So what can you do to make the most of your home’s rainwater if you have a flat roof or are considering installing one?

Flat roof rainwater harvesting

A 2011 study supported by the European Social Fund found that the two most important factors when it comes to efficacy of rainwater harvesting are the slope of the roof and the smoothness of the roofing material. Despite the name, flat roofs tend to have a slight tilt to them, so you then need to do your best to find a nice smooth material for your roof.

The problem with gravel or asphalt options is that they do not encourage the water to run off the roof as quickly as metal, rubber or plastic – some water will then inevitably be lost to evaporation. The difference in efficacy between these materials is especially marked when there is not much rain.

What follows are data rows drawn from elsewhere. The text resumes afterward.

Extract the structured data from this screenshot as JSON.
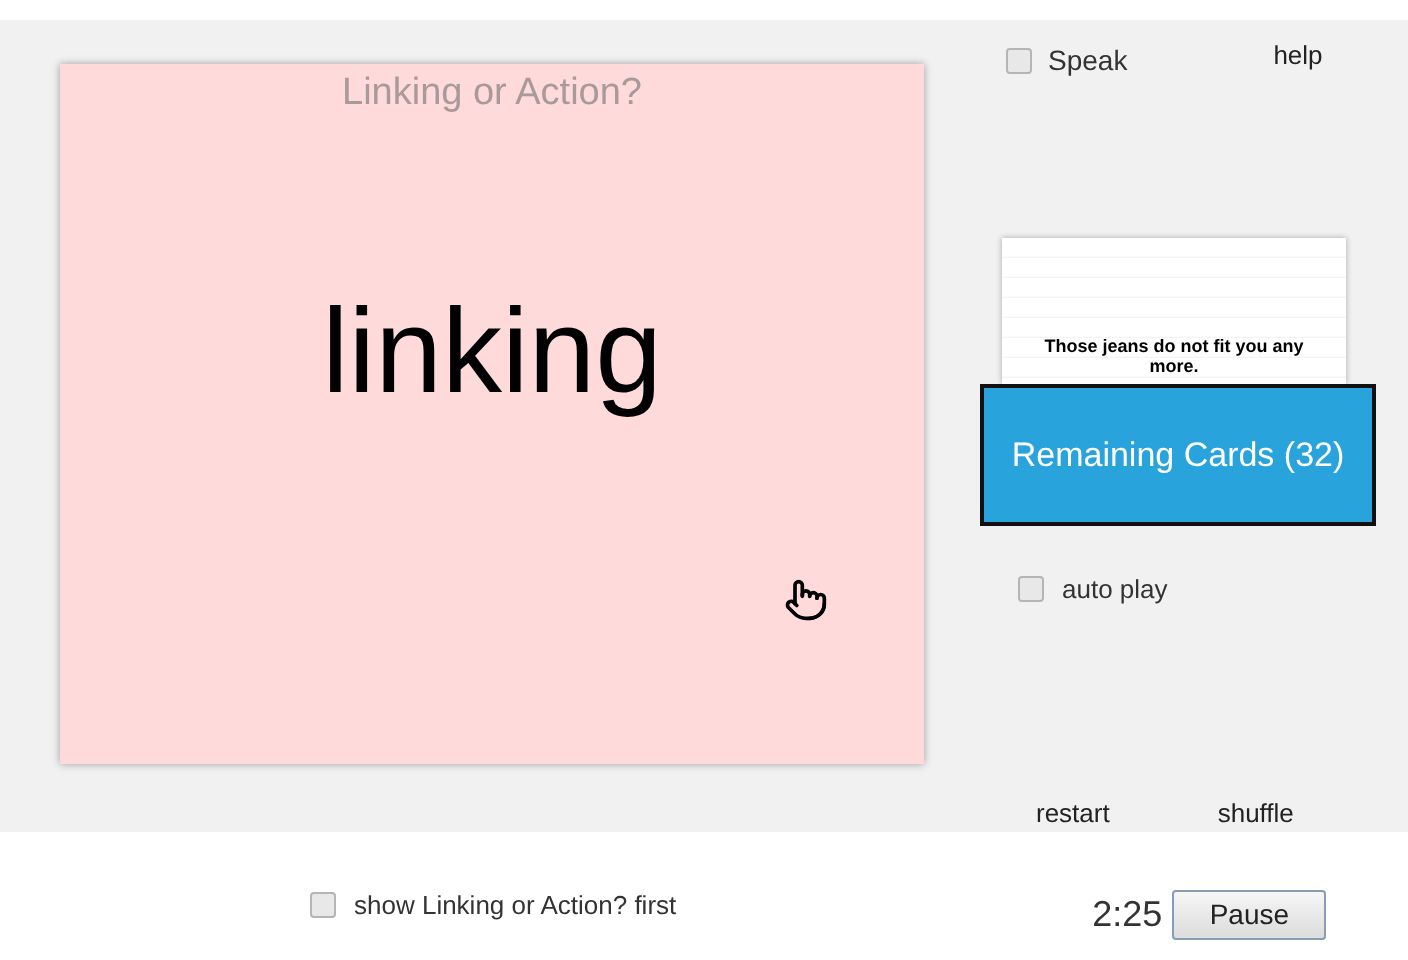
{
  "card": {
    "title": "Linking or Action?",
    "answer": "linking"
  },
  "speak": {
    "label": "Speak",
    "checked": false
  },
  "help": "help",
  "preview_card": {
    "sentence": "Those jeans do not fit you any more."
  },
  "remaining_button": "Remaining Cards (32)",
  "auto_play": {
    "label": "auto play",
    "checked": false
  },
  "restart": "restart",
  "shuffle": "shuffle",
  "show_first": {
    "label": "show Linking or Action? first",
    "checked": false
  },
  "timer": "2:25",
  "pause_button": "Pause"
}
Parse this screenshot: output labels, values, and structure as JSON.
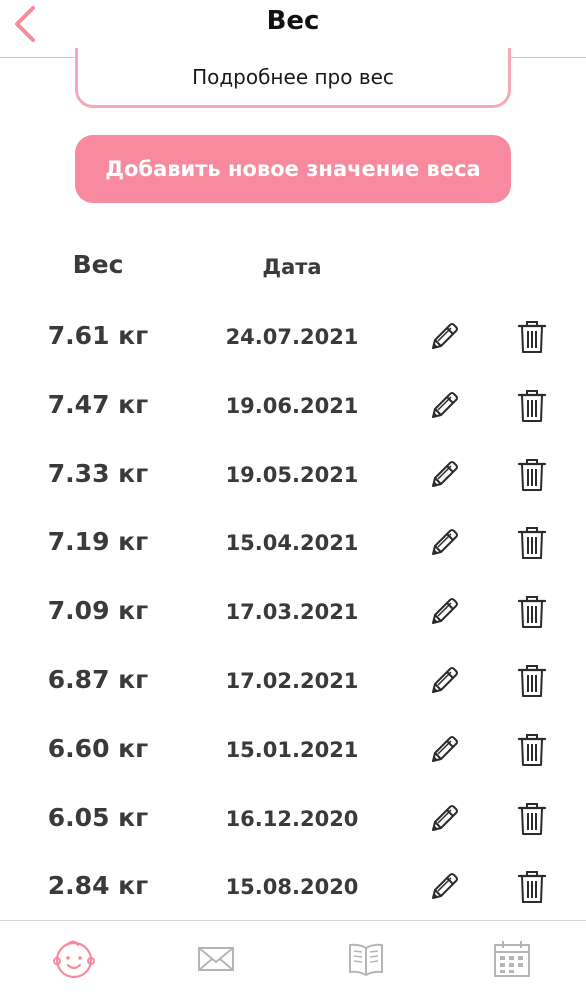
{
  "header": {
    "title": "Вес",
    "back_icon": "chevron-left-icon"
  },
  "buttons": {
    "more_label": "Подробнее про вес",
    "add_label": "Добавить новое значение веса"
  },
  "table": {
    "columns": [
      "Вес",
      "Дата"
    ],
    "rows": [
      {
        "weight": "7.61 кг",
        "date": "24.07.2021"
      },
      {
        "weight": "7.47 кг",
        "date": "19.06.2021"
      },
      {
        "weight": "7.33 кг",
        "date": "19.05.2021"
      },
      {
        "weight": "7.19 кг",
        "date": "15.04.2021"
      },
      {
        "weight": "7.09 кг",
        "date": "17.03.2021"
      },
      {
        "weight": "6.87 кг",
        "date": "17.02.2021"
      },
      {
        "weight": "6.60 кг",
        "date": "15.01.2021"
      },
      {
        "weight": "6.05 кг",
        "date": "16.12.2020"
      },
      {
        "weight": "2.84 кг",
        "date": "15.08.2020"
      }
    ],
    "row_icons": {
      "edit": "pencil-icon",
      "delete": "trash-icon"
    }
  },
  "tabbar": {
    "tabs": [
      {
        "icon": "baby-face-icon",
        "active": true
      },
      {
        "icon": "envelope-icon",
        "active": false
      },
      {
        "icon": "book-icon",
        "active": false
      },
      {
        "icon": "calendar-icon",
        "active": false
      }
    ]
  },
  "colors": {
    "accent": "#f78a9e",
    "accent_light": "#f5a8b8",
    "text": "#3a3a3a",
    "inactive_icon": "#b5b5b5"
  }
}
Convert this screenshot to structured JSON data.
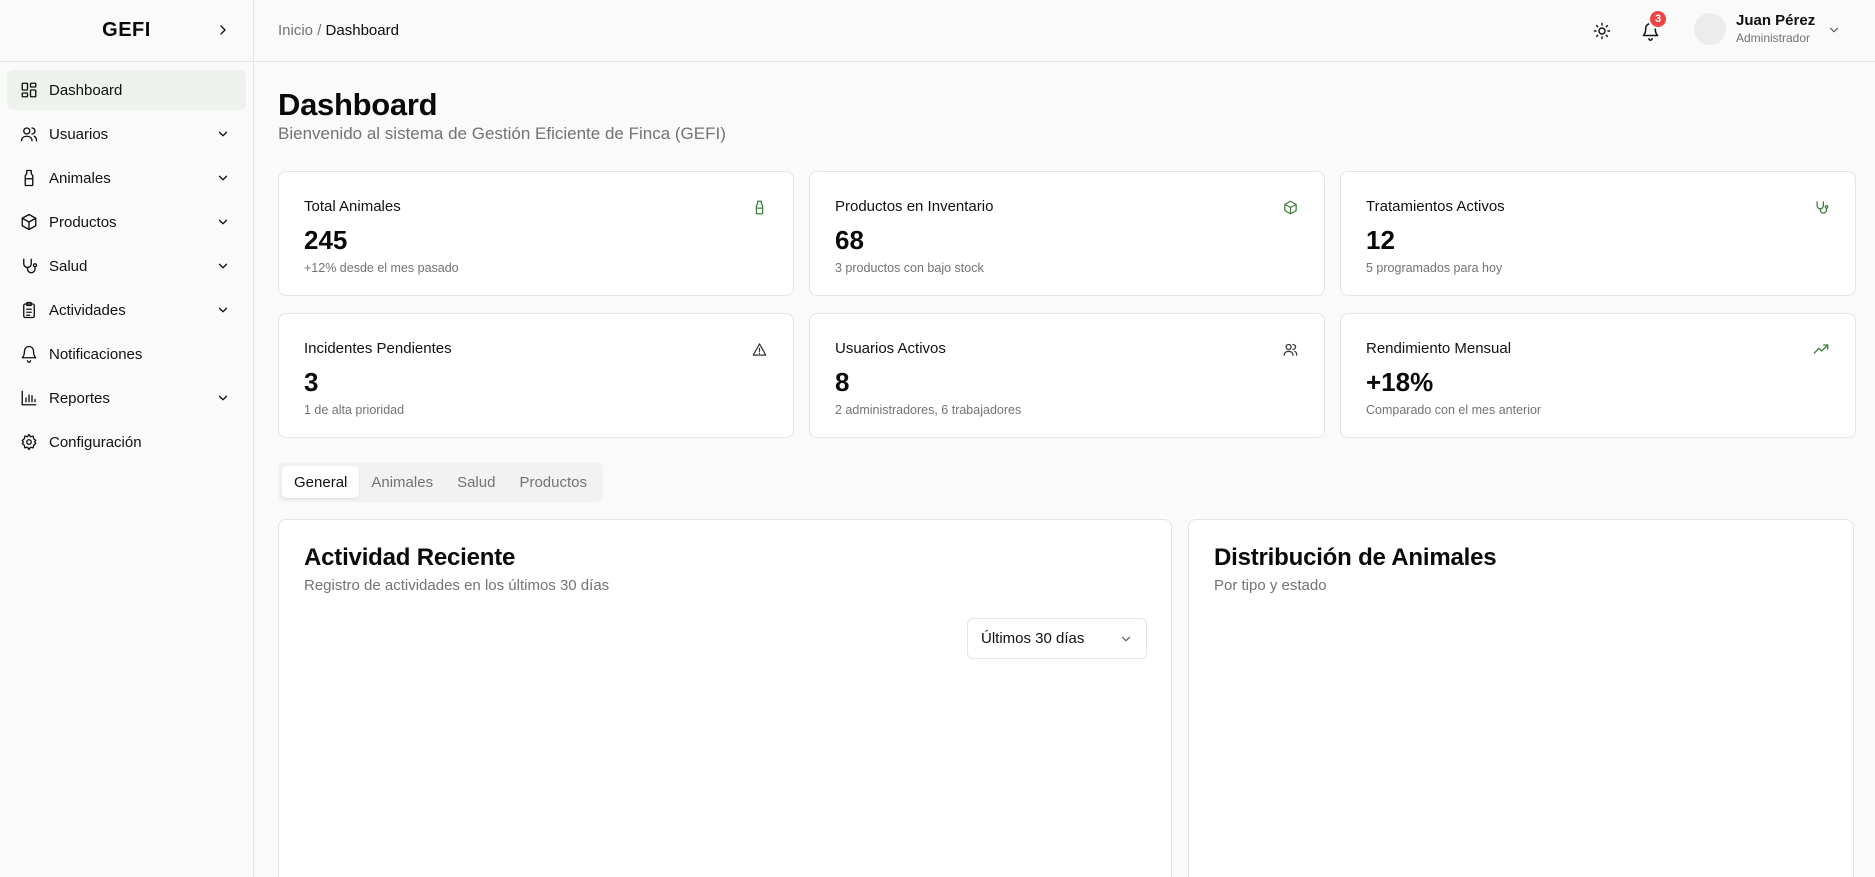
{
  "app": {
    "logo": "GEFI"
  },
  "sidebar": {
    "items": [
      {
        "label": "Dashboard",
        "icon": "dashboard-icon",
        "active": true,
        "expandable": false
      },
      {
        "label": "Usuarios",
        "icon": "users-icon",
        "expandable": true
      },
      {
        "label": "Animales",
        "icon": "milk-bottle-icon",
        "expandable": true
      },
      {
        "label": "Productos",
        "icon": "package-icon",
        "expandable": true
      },
      {
        "label": "Salud",
        "icon": "stethoscope-icon",
        "expandable": true
      },
      {
        "label": "Actividades",
        "icon": "clipboard-list-icon",
        "expandable": true
      },
      {
        "label": "Notificaciones",
        "icon": "bell-icon",
        "expandable": false
      },
      {
        "label": "Reportes",
        "icon": "bar-chart-icon",
        "expandable": true
      },
      {
        "label": "Configuración",
        "icon": "settings-icon",
        "expandable": false
      }
    ]
  },
  "topbar": {
    "breadcrumb_root": "Inicio",
    "breadcrumb_sep": " / ",
    "breadcrumb_current": "Dashboard",
    "notifications_count": "3",
    "user_name": "Juan Pérez",
    "user_role": "Administrador"
  },
  "page": {
    "title": "Dashboard",
    "subtitle": "Bienvenido al sistema de Gestión Eficiente de Finca (GEFI)"
  },
  "stats": [
    {
      "label": "Total Animales",
      "value": "245",
      "note": "+12% desde el mes pasado",
      "icon": "milk-bottle-icon"
    },
    {
      "label": "Productos en Inventario",
      "value": "68",
      "note": "3 productos con bajo stock",
      "icon": "package-icon"
    },
    {
      "label": "Tratamientos Activos",
      "value": "12",
      "note": "5 programados para hoy",
      "icon": "stethoscope-icon"
    },
    {
      "label": "Incidentes Pendientes",
      "value": "3",
      "note": "1 de alta prioridad",
      "icon": "alert-triangle-icon"
    },
    {
      "label": "Usuarios Activos",
      "value": "8",
      "note": "2 administradores, 6 trabajadores",
      "icon": "users-icon"
    },
    {
      "label": "Rendimiento Mensual",
      "value": "+18%",
      "note": "Comparado con el mes anterior",
      "icon": "trending-up-icon"
    }
  ],
  "tabs": [
    {
      "label": "General",
      "active": true
    },
    {
      "label": "Animales"
    },
    {
      "label": "Salud"
    },
    {
      "label": "Productos"
    }
  ],
  "panels": {
    "activity": {
      "title": "Actividad Reciente",
      "subtitle": "Registro de actividades en los últimos 30 días",
      "range_value": "Últimos 30 días"
    },
    "distribution": {
      "title": "Distribución de Animales",
      "subtitle": "Por tipo y estado"
    }
  },
  "colors": {
    "accent_green": "#3f7d3a",
    "active_bg": "#edf3ec",
    "badge_red": "#ef4444"
  }
}
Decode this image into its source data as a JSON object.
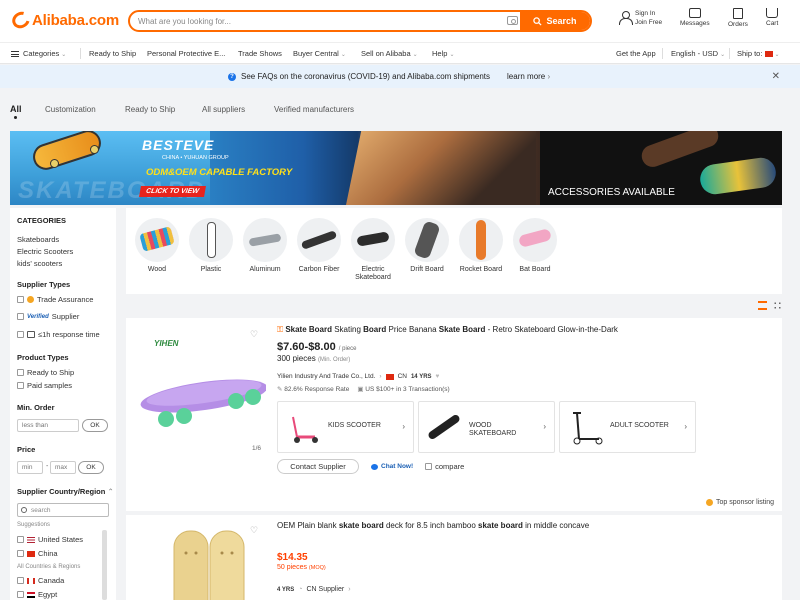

Another issue with gravel is that you may find that some weeds or plants find a way to grow up there, which can impact the amount of water harvested as well as the purity. It goes without saying that your rainwater harvesting will also be negatively impacted if your flat roof is damaged and allows water to go elsewhere, rather than being channelled into the system you have in place.

There are all sorts of different systems available – your preferred option will likely depend on the space you have available and the type of property you are dealing with.

Harvested water uses

You can actually drink harvested rainwater once you have treated it and there are plenty of experts out there who laud the purity of this water. While you may not go to the trouble of doing this, you can at the very least collect rainwater to use in the garden or find another usage that will save you money.

For example, Free Water UK (a rainwater harvesting system specialist) notes that one third of water in the home gets flushed down the toilet – if you can find a way of replacing some of this paid-for water with your harvested alternative, then one of your utility bills could be about to get a little cheaper.

There are suggestions that water management policies will come under closer scrutiny in the coming years, which brings innovations like rainwater harvesting systems into sharper focus. It is comforting to know that your flat roof can benefit from it too.